A customer of ours said he had heard of the practice of shredding leaves prior to using them as mulch but wondered about the reason behind it. Was it just to make it easier to dispose of the leaves, since, once shredded, the load would be more compact? Or was there some other benefit? Let us know what you think below!
Today’s daily question
Question: I would like to grow some “barometer plants” to use as an early warning system for my garden. What plants are first to respond to frost, first to bolt and first to wilt? Is this a waste of time?
Answer: It’s not a waste of time, but I’m not sure you’d have to invest in any particular variety. I would use half-hardy annuals that are sensitive to frost, such as cosmos or lobelias.

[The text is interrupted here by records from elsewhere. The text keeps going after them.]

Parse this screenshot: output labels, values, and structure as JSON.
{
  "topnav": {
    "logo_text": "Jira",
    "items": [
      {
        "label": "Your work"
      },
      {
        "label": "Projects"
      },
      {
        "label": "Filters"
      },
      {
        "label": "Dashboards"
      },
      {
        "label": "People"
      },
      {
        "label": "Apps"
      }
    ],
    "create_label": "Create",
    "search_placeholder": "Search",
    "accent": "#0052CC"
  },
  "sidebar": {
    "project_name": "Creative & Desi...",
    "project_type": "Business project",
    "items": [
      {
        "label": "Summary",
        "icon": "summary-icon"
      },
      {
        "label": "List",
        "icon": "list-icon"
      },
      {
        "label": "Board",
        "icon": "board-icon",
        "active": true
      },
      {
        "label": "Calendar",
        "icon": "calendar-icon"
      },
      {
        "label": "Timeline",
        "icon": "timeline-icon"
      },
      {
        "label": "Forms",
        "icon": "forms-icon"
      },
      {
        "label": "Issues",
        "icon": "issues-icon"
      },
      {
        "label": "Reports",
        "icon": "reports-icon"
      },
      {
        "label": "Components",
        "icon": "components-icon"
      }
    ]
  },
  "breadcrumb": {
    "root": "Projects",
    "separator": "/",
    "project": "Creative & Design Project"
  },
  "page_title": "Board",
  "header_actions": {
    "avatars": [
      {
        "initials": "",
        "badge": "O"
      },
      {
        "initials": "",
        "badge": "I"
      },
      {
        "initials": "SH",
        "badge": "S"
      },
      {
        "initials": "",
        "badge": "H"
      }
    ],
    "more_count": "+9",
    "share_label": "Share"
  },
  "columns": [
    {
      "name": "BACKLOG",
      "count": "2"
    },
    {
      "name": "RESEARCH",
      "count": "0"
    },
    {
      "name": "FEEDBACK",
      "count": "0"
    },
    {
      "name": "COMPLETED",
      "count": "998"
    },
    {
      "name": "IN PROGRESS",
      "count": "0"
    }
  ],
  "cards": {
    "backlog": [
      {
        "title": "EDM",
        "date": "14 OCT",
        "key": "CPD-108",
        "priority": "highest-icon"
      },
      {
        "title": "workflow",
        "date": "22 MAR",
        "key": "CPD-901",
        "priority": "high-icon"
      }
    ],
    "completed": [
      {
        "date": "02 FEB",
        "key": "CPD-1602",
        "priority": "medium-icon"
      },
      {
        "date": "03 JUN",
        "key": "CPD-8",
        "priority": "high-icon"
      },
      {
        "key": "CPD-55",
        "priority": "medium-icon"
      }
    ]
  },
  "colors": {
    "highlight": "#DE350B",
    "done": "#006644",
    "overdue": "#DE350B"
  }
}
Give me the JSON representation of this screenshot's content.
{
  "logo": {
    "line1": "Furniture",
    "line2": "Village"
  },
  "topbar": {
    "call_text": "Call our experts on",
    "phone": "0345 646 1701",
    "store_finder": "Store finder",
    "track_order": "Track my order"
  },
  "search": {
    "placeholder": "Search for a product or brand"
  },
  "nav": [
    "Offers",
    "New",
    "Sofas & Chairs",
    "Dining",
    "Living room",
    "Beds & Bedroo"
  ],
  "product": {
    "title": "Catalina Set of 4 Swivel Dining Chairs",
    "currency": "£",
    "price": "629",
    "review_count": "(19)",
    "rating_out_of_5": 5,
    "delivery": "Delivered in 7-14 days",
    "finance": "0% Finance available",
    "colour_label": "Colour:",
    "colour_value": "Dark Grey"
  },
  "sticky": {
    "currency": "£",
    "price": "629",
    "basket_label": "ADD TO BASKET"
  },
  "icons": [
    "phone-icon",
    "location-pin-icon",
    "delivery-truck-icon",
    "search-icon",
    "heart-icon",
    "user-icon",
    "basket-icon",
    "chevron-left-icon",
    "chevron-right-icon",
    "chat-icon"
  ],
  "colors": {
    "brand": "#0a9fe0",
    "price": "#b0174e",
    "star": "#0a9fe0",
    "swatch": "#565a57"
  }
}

What is it that you’re hoping to accomplish in landscaping your property line? Once you answer that over-arching question, many of the details will fall into place. As you’ll see from reading the information below, deciding on how to landscape a boundary largely comes down to sifting through your various options.
All shade is not equal. Some shady conditions will yield much more produce than others will. However, some areas are better left for hostas and moss. Gardeners should be familiar with the different types of shade, but should also keep in mind that measuring how much shade your garden gets isn’t always easy.
The best weapon to have against this annual weed is crabgrass pre-emergence herbicide (also called crabgrass preventer). Apply this product in the spring before the crabgrass seed sprouts. This granular herbicide works by creating a chemical barrier at the surface of the soil. As the seeds begin germination, they take in the herbicide and die.